(Stored data entries)
↓

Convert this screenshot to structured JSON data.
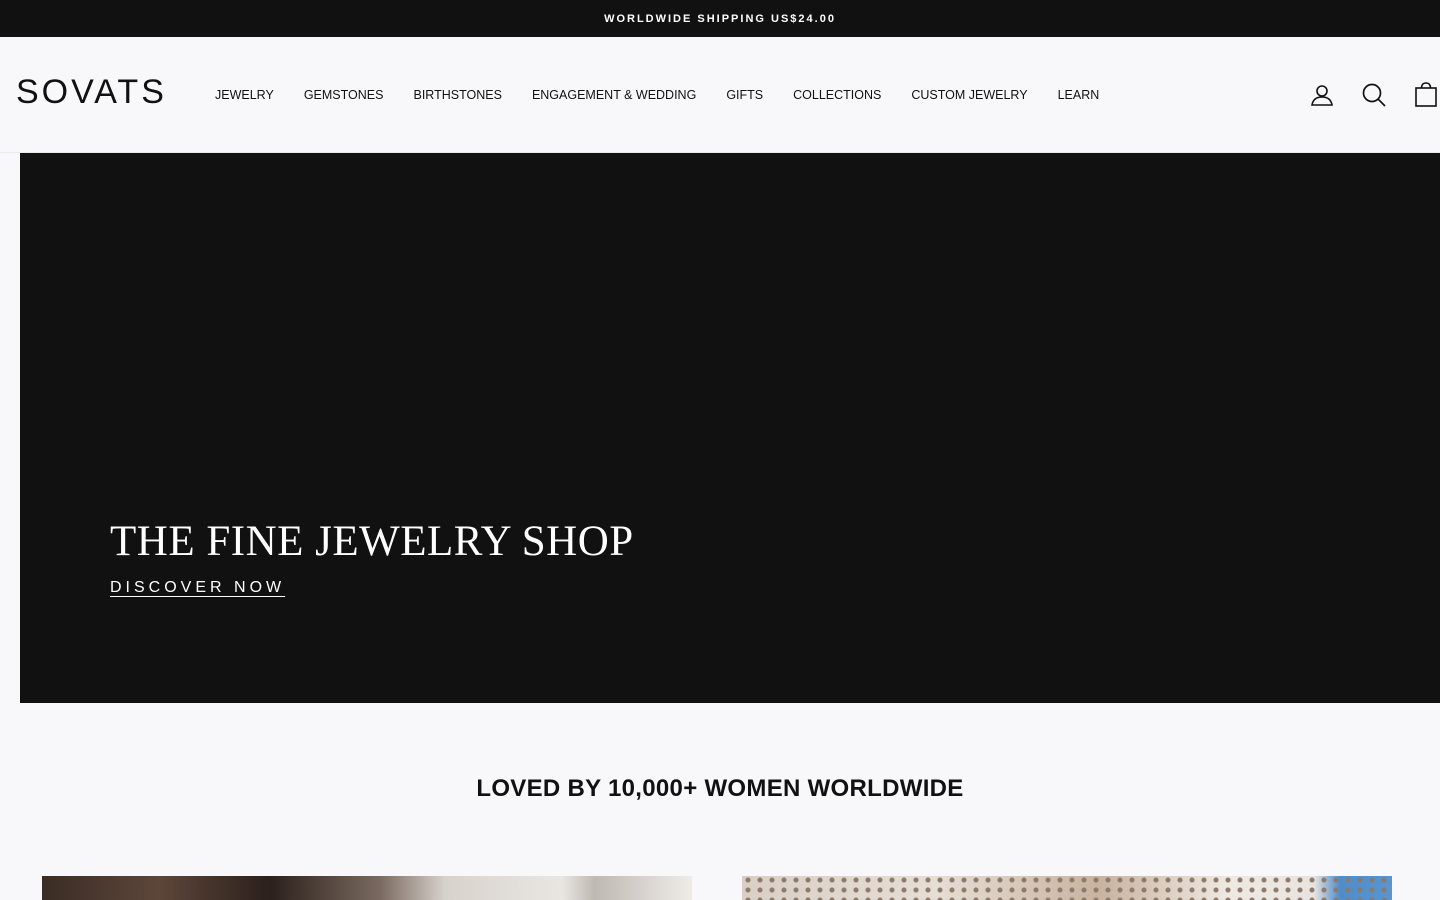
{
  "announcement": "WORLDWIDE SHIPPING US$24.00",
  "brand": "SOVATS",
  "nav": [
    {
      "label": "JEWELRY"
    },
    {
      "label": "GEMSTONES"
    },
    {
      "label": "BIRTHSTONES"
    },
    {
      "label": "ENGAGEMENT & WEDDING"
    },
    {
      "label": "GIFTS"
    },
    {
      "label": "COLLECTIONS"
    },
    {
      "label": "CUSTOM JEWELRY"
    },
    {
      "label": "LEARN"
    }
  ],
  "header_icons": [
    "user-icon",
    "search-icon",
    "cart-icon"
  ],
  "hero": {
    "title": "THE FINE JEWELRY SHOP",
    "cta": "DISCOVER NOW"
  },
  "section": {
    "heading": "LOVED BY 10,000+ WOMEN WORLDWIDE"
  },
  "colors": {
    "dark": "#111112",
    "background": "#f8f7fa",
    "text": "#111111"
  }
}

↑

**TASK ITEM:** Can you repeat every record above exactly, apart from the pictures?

**WRITTEN ANSWER:**
Convert this screenshot to structured JSON data.
{
  "announcement": "WORLDWIDE SHIPPING US$24.00",
  "brand": "SOVATS",
  "nav": [
    {
      "label": "JEWELRY"
    },
    {
      "label": "GEMSTONES"
    },
    {
      "label": "BIRTHSTONES"
    },
    {
      "label": "ENGAGEMENT & WEDDING"
    },
    {
      "label": "GIFTS"
    },
    {
      "label": "COLLECTIONS"
    },
    {
      "label": "CUSTOM JEWELRY"
    },
    {
      "label": "LEARN"
    }
  ],
  "header_icons": [
    "user-icon",
    "search-icon",
    "cart-icon"
  ],
  "hero": {
    "title": "THE FINE JEWELRY SHOP",
    "cta": "DISCOVER NOW"
  },
  "section": {
    "heading": "LOVED BY 10,000+ WOMEN WORLDWIDE"
  },
  "colors": {
    "dark": "#111112",
    "background": "#f8f7fa",
    "text": "#111111"
  }
}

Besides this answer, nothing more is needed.